# WORK INSTRUCTIONS
What is the number of lines below that include "this"? Give that number alone.

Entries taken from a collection

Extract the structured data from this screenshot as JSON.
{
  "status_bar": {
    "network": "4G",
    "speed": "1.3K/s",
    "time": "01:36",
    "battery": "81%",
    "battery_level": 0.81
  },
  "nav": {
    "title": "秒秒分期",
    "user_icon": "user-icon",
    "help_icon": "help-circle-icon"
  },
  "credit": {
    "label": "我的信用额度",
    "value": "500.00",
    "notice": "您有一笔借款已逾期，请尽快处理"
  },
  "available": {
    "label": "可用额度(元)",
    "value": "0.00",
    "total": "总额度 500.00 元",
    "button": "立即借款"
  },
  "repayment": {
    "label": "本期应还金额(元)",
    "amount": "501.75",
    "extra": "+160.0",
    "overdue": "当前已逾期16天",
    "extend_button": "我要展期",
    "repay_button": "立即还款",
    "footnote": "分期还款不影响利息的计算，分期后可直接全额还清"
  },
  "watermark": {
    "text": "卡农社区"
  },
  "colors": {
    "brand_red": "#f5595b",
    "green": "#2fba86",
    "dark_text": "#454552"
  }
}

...

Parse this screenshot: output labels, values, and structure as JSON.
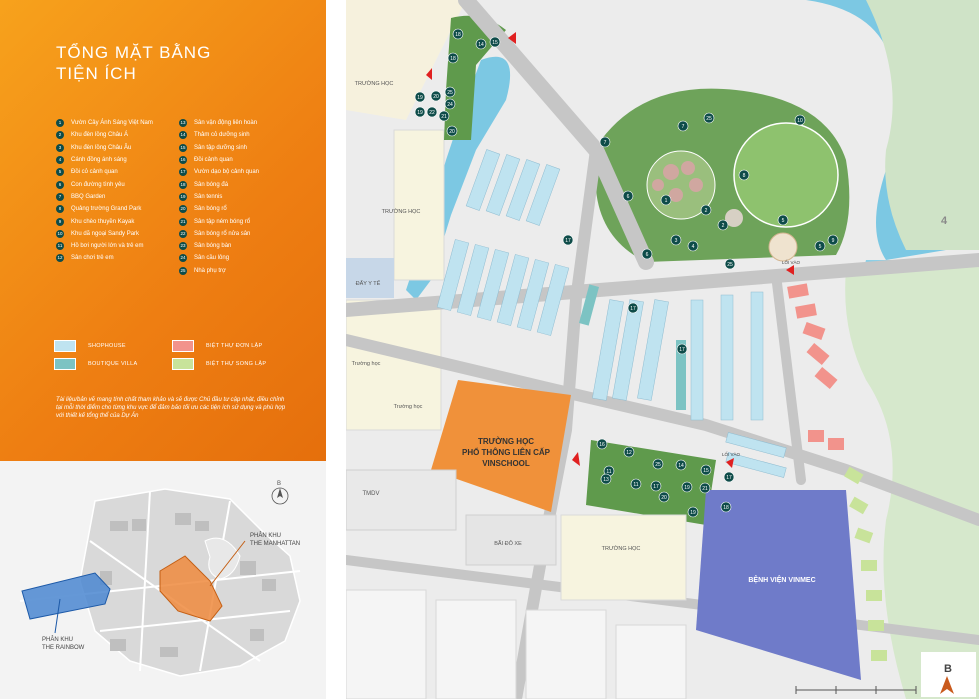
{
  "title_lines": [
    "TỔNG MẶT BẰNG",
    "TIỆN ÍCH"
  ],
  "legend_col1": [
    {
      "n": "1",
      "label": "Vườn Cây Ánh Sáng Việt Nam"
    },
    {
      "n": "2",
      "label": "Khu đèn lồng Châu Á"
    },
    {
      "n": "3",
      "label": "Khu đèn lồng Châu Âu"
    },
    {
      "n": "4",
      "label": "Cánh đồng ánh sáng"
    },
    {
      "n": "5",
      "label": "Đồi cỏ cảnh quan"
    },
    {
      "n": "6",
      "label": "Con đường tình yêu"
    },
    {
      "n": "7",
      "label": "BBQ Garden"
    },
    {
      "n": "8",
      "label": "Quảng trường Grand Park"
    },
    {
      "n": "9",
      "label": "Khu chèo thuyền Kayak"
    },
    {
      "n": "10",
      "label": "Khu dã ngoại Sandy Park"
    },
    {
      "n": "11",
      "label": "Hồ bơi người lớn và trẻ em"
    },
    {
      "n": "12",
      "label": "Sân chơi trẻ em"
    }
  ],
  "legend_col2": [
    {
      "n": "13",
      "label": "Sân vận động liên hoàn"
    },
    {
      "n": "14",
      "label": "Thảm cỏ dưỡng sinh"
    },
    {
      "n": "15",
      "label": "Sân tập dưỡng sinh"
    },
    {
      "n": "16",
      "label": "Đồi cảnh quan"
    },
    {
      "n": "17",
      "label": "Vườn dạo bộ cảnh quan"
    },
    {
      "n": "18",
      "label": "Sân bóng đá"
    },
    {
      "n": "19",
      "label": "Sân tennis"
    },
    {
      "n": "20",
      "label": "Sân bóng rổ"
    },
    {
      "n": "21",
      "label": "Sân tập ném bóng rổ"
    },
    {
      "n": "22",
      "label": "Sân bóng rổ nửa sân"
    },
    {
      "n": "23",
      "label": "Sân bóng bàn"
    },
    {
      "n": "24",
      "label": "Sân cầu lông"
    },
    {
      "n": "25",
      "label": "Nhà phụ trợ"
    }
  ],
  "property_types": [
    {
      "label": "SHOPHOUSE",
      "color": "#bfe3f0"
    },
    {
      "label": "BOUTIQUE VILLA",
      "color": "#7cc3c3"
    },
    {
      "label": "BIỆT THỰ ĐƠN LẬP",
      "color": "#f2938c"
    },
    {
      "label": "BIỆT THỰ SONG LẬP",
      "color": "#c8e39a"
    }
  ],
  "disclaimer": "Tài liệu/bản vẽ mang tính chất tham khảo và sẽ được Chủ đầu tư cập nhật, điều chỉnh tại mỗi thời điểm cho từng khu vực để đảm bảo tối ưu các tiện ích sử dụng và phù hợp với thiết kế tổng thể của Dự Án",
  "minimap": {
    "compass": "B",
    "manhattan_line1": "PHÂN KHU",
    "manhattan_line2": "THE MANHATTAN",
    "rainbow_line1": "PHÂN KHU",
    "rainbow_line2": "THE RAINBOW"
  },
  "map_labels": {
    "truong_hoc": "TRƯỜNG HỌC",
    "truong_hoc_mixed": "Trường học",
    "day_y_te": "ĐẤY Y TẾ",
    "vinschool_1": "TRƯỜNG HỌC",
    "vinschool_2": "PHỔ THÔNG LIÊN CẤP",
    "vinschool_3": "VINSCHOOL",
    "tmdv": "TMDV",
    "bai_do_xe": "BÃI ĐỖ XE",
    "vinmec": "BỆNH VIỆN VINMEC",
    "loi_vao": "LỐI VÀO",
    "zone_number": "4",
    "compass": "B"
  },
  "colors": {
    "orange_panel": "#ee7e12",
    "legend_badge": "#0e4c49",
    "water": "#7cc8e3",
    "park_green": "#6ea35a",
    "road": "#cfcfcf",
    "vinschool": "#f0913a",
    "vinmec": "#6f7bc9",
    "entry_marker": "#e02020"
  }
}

# TASK OUTPUT
2